Remove the perforated plastic lid that sits on the top of each air lock. Use a liquid measuring cup or pitcher to pour a small amount of water down into the airlock. There should be “max” lines on the two larger chambers of the airlock. Try to fill it up to those lines, but not over. You want there to be enough water so that bugs and bad bacteria can’t get down into the jug, but not so much that it overflows once the yeast starts bubbling. Press each stopper/airlock combo down into the neck of one of your glass jugs. Replace the perforated plastic lid on top of the airlock. Voila! The easy bit is done. Now comes the hard part: waiting.
Find a cool, dry, and preferably dark spot in your house to store the jugs while they ferment. Ideally, they should be kept between 50 and 65 degrees, but a few degrees in either direction shouldn’t matter too much. We stored ours in a linen closet. If you’re worried about the cider getting too warm, wrap them up in some damp bath towels and aim a floor fan directly at them. Re-dampen the towels as needed.

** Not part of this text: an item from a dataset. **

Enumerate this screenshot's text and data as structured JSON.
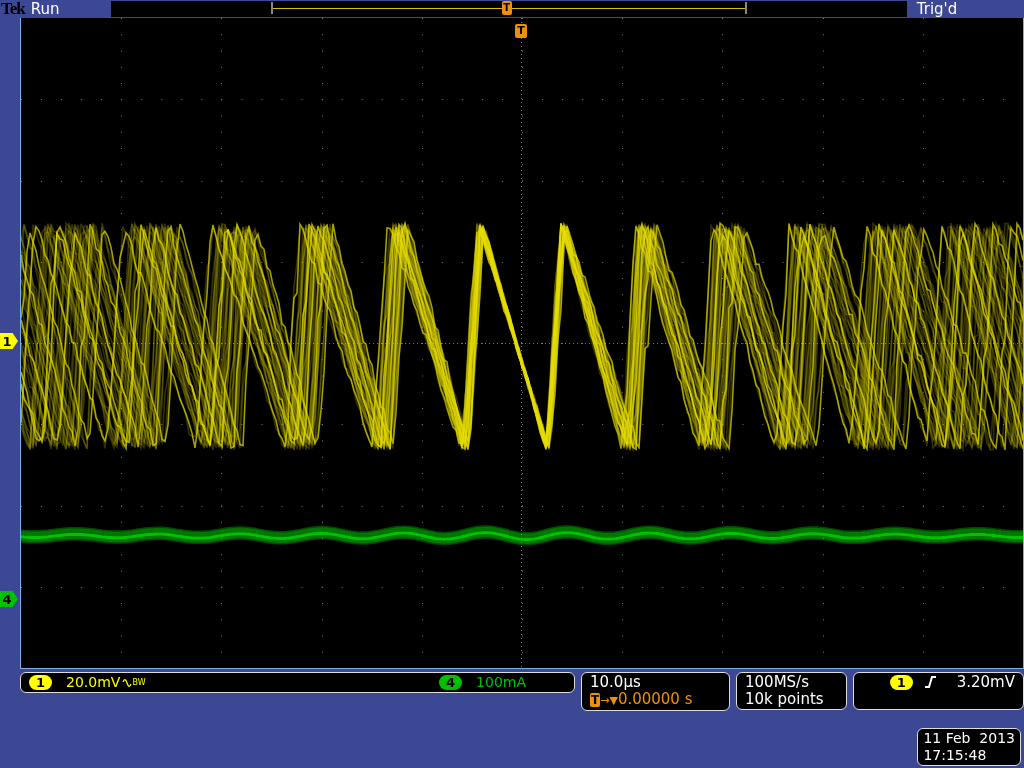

For delicious apfelwein, wait at least a full week before taking a taste. Remove the airlock and stopper, and use a turkey baster to extract some of the brew. If it tastes too dry or yeasty for your liking, replace the stopper and let it age another week. Once you’ve arrived at the taste you like, put the jugs in the fridge for 2-3 days to “crash” the yeast. Transfer the liquid carefully to another container, being carefully not to disturb the sediment that will have gathered on the bottom of the jug. Rinse out the yeast, and transfer the cider back to the original container. Now the cider can safely hang out for awhile: it can be bottled if you want to buy the appropriate equipment, or aged for months in the glass jugs.
Lead image via tvol/Flickr